Show all lines containing "Select" from the data below.

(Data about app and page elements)
==*==

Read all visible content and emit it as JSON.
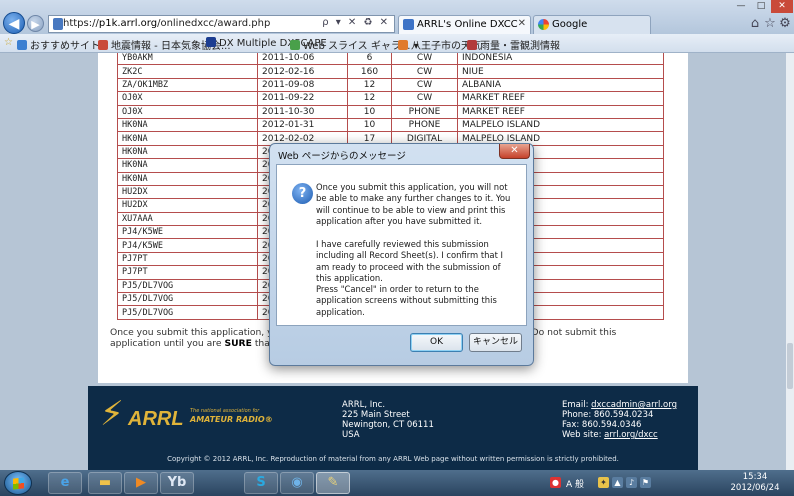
{
  "browser": {
    "url_prefix": "https://",
    "url_domain": "p1k.arrl.org",
    "url_path": "/onlinedxcc/award.php",
    "address_tools": "ρ ▾ ✕ ♻ ✕",
    "tabs": [
      {
        "title": "ARRL's Online DXCC",
        "close": "✕"
      },
      {
        "title": "Google"
      }
    ],
    "window_controls": {
      "minimize": "—",
      "maximize": "□",
      "close": "✕"
    },
    "toolbar_icons": {
      "home": "⌂",
      "favorites": "☆",
      "tools": "⚙"
    }
  },
  "favorites_bar": {
    "favorites_icon": "☆",
    "items": [
      {
        "label": "おすすめサイト ▾",
        "color": "#3b7fd1"
      },
      {
        "label": "地震情報 - 日本気象協会...",
        "color": "#c94a3a"
      },
      {
        "label": "DX Multiple DXSCAPE",
        "color": "#1c3d91"
      },
      {
        "label": "Web スライス ギャラ...  ▾",
        "color": "#49a04a"
      },
      {
        "label": "八王子市の天気",
        "color": "#e07a2c"
      },
      {
        "label": "雨量・雷観測情報",
        "color": "#b23a3a"
      }
    ]
  },
  "records": [
    {
      "call": "YB0AKM",
      "date": "2011-10-06",
      "qsl": "6",
      "mode": "CW",
      "entity": "INDONESIA"
    },
    {
      "call": "ZK2C",
      "date": "2012-02-16",
      "qsl": "160",
      "mode": "CW",
      "entity": "NIUE"
    },
    {
      "call": "ZA/OK1MBZ",
      "date": "2011-09-08",
      "qsl": "12",
      "mode": "CW",
      "entity": "ALBANIA"
    },
    {
      "call": "OJ0X",
      "date": "2011-09-22",
      "qsl": "12",
      "mode": "CW",
      "entity": "MARKET REEF"
    },
    {
      "call": "OJ0X",
      "date": "2011-10-30",
      "qsl": "10",
      "mode": "PHONE",
      "entity": "MARKET REEF"
    },
    {
      "call": "HK0NA",
      "date": "2012-01-31",
      "qsl": "10",
      "mode": "PHONE",
      "entity": "MALPELO ISLAND"
    },
    {
      "call": "HK0NA",
      "date": "2012-02-02",
      "qsl": "17",
      "mode": "DIGITAL",
      "entity": "MALPELO ISLAND"
    },
    {
      "call": "HK0NA",
      "date": "20",
      "qsl": "",
      "mode": "",
      "entity": ""
    },
    {
      "call": "HK0NA",
      "date": "20",
      "qsl": "",
      "mode": "",
      "entity": ""
    },
    {
      "call": "HK0NA",
      "date": "20",
      "qsl": "",
      "mode": "",
      "entity": ""
    },
    {
      "call": "HU2DX",
      "date": "20",
      "qsl": "",
      "mode": "",
      "entity": ""
    },
    {
      "call": "HU2DX",
      "date": "20",
      "qsl": "",
      "mode": "",
      "entity": ""
    },
    {
      "call": "XU7AAA",
      "date": "20",
      "qsl": "",
      "mode": "",
      "entity": ""
    },
    {
      "call": "PJ4/K5WE",
      "date": "20",
      "qsl": "",
      "mode": "",
      "entity": ""
    },
    {
      "call": "PJ4/K5WE",
      "date": "20",
      "qsl": "",
      "mode": "",
      "entity": ""
    },
    {
      "call": "PJ7PT",
      "date": "20",
      "qsl": "",
      "mode": "",
      "entity": ""
    },
    {
      "call": "PJ7PT",
      "date": "20",
      "qsl": "",
      "mode": "",
      "entity": ""
    },
    {
      "call": "PJ5/DL7VOG",
      "date": "20",
      "qsl": "",
      "mode": "",
      "entity": "US"
    },
    {
      "call": "PJ5/DL7VOG",
      "date": "20",
      "qsl": "",
      "mode": "",
      "entity": "US"
    },
    {
      "call": "PJ5/DL7VOG",
      "date": "20",
      "qsl": "",
      "mode": "",
      "entity": "US"
    }
  ],
  "warning": {
    "line1_a": "Once you submit this application, you w",
    "line1_b": "this submission. Do not submit this",
    "line2_a": "application until you are ",
    "line2_strong": "SURE",
    "line2_b": " that eve"
  },
  "footer": {
    "logo_mark": "⚡",
    "logo_text": "ARRL",
    "logo_tagline1": "The national association for",
    "logo_tagline2": "AMATEUR RADIO®",
    "address": [
      "ARRL, Inc.",
      "225 Main Street",
      "Newington, CT 06111",
      "USA"
    ],
    "email_label": "Email: ",
    "email": "dxccadmin@arrl.org",
    "phone": "Phone: 860.594.0234",
    "fax": "Fax: 860.594.0346",
    "website_label": "Web site: ",
    "website": "arrl.org/dxcc",
    "copyright": "Copyright © 2012 ARRL, Inc. Reproduction of material from any ARRL Web page without written permission is strictly prohibited."
  },
  "dialog": {
    "title": "Web ページからのメッセージ",
    "close": "✕",
    "icon": "?",
    "paragraph1": "Once you submit this application, you will not be able to make any further changes to it. You will continue to be able to view and print this application after you have submitted it.",
    "paragraph2": "I have carefully reviewed this submission including all Record Sheet(s). I confirm that I am ready to proceed with the submission of this application.",
    "paragraph3": "Press \"Cancel\" in order to return to the application screens without submitting this application.",
    "ok_label": "OK",
    "cancel_label": "キャンセル"
  },
  "taskbar": {
    "apps": [
      {
        "name": "ie",
        "glyph": "e",
        "color": "#4aa3e8"
      },
      {
        "name": "explorer",
        "glyph": "▬",
        "color": "#f0c24a"
      },
      {
        "name": "media-player",
        "glyph": "▶",
        "color": "#f08a24"
      },
      {
        "name": "yb-app",
        "glyph": "Yb",
        "color": "#dfe8f4"
      },
      {
        "name": "skype",
        "glyph": "S",
        "color": "#2aa9e0"
      },
      {
        "name": "globe",
        "glyph": "◉",
        "color": "#6fb3e8"
      },
      {
        "name": "paint",
        "glyph": "✎",
        "color": "#e8d27a"
      }
    ],
    "tray": {
      "ime": "A 般",
      "icons": [
        "●",
        "✦",
        "▲",
        "♪",
        "⚑"
      ]
    },
    "time": "15:34",
    "date": "2012/06/24"
  }
}
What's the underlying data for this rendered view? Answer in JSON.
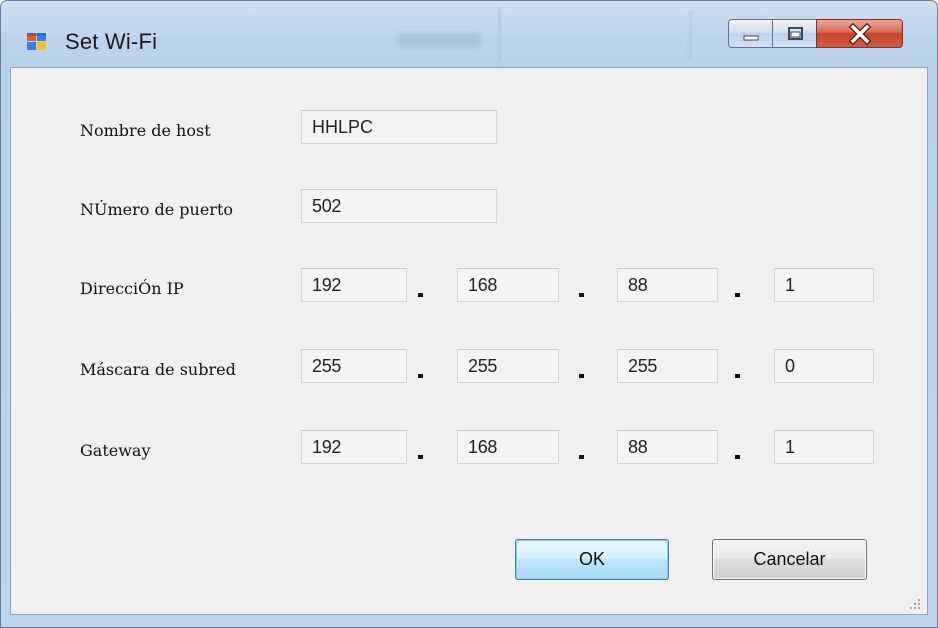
{
  "window": {
    "title": "Set Wi-Fi",
    "icon": "app-window-icon",
    "controls": [
      "minimize-icon",
      "maximize-icon",
      "close-icon"
    ]
  },
  "form": {
    "hostname": {
      "label": "Nombre de host",
      "value": "HHLPC"
    },
    "port": {
      "label": "NÚmero de puerto",
      "value": "502"
    },
    "ip": {
      "label": "DirecciÓn IP",
      "octets": [
        "192",
        "168",
        "88",
        "1"
      ]
    },
    "mask": {
      "label": "Máscara de subred",
      "octets": [
        "255",
        "255",
        "255",
        "0"
      ]
    },
    "gateway": {
      "label": "Gateway",
      "octets": [
        "192",
        "168",
        "88",
        "1"
      ]
    }
  },
  "buttons": {
    "ok": "OK",
    "cancel": "Cancelar"
  }
}
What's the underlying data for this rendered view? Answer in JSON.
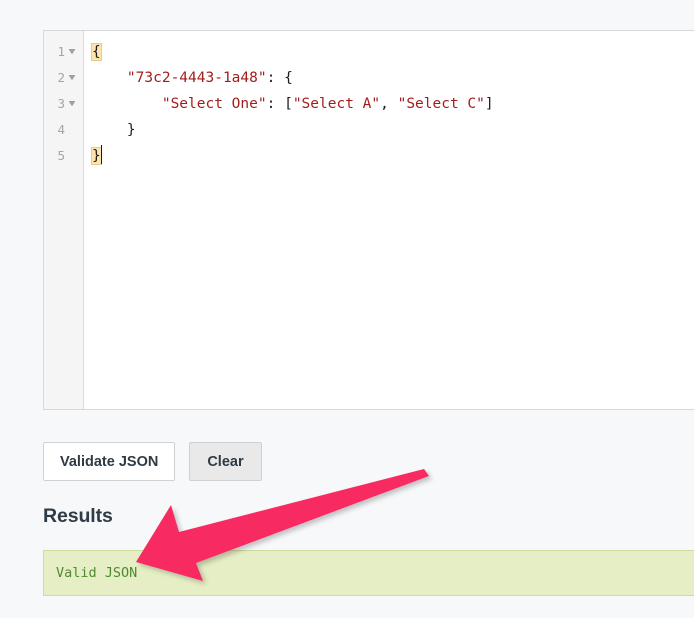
{
  "editor": {
    "language": "json",
    "lines": [
      {
        "number": "1",
        "foldable": true,
        "fold_icon": "chevron-down-icon",
        "tokens": [
          {
            "text": "{",
            "type": "brace-match"
          }
        ]
      },
      {
        "number": "2",
        "foldable": true,
        "fold_icon": "chevron-down-icon",
        "tokens": [
          {
            "text": "    ",
            "type": "plain"
          },
          {
            "text": "\"73c2-4443-1a48\"",
            "type": "string"
          },
          {
            "text": ": {",
            "type": "punct"
          }
        ]
      },
      {
        "number": "3",
        "foldable": true,
        "fold_icon": "chevron-down-icon",
        "tokens": [
          {
            "text": "        ",
            "type": "plain"
          },
          {
            "text": "\"Select One\"",
            "type": "string"
          },
          {
            "text": ": [",
            "type": "punct"
          },
          {
            "text": "\"Select A\"",
            "type": "string"
          },
          {
            "text": ", ",
            "type": "punct"
          },
          {
            "text": "\"Select C\"",
            "type": "string"
          },
          {
            "text": "]",
            "type": "punct"
          }
        ]
      },
      {
        "number": "4",
        "foldable": false,
        "fold_icon": "",
        "tokens": [
          {
            "text": "    }",
            "type": "punct"
          }
        ]
      },
      {
        "number": "5",
        "foldable": false,
        "fold_icon": "",
        "tokens": [
          {
            "text": "}",
            "type": "brace-match"
          },
          {
            "text": "",
            "type": "caret"
          }
        ]
      }
    ],
    "raw_text": "{\n    \"73c2-4443-1a48\": {\n        \"Select One\": [\"Select A\", \"Select C\"]\n    }\n}",
    "cursor": {
      "line": "5",
      "column": "2"
    }
  },
  "toolbar": {
    "validate_label": "Validate JSON",
    "clear_label": "Clear"
  },
  "results": {
    "heading": "Results",
    "message": "Valid JSON",
    "status": "valid"
  },
  "annotation": {
    "arrow_icon": "arrow-pointer-icon",
    "color": "#f72a62",
    "points_at": "Valid JSON"
  },
  "colors": {
    "page_background": "#f7f8fa",
    "editor_background": "#ffffff",
    "gutter_background": "#f5f5f5",
    "string_token": "#a31d1d",
    "result_background": "#e5eec4",
    "result_border": "#cfdca0",
    "result_text": "#4f8a2e",
    "annotation_arrow": "#f72a62"
  }
}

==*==

SOLUTION FOR THIS PROBLEM -
            "text": "\"Select One\"",
            "text": "\"Select A\"",
            "text": "\"Select C\"",
    "raw_text": "{\n    \"73c2-4443-1a48\": {\n        \"Select One\": [\"Select A\", \"Select C\"]\n    }\n}",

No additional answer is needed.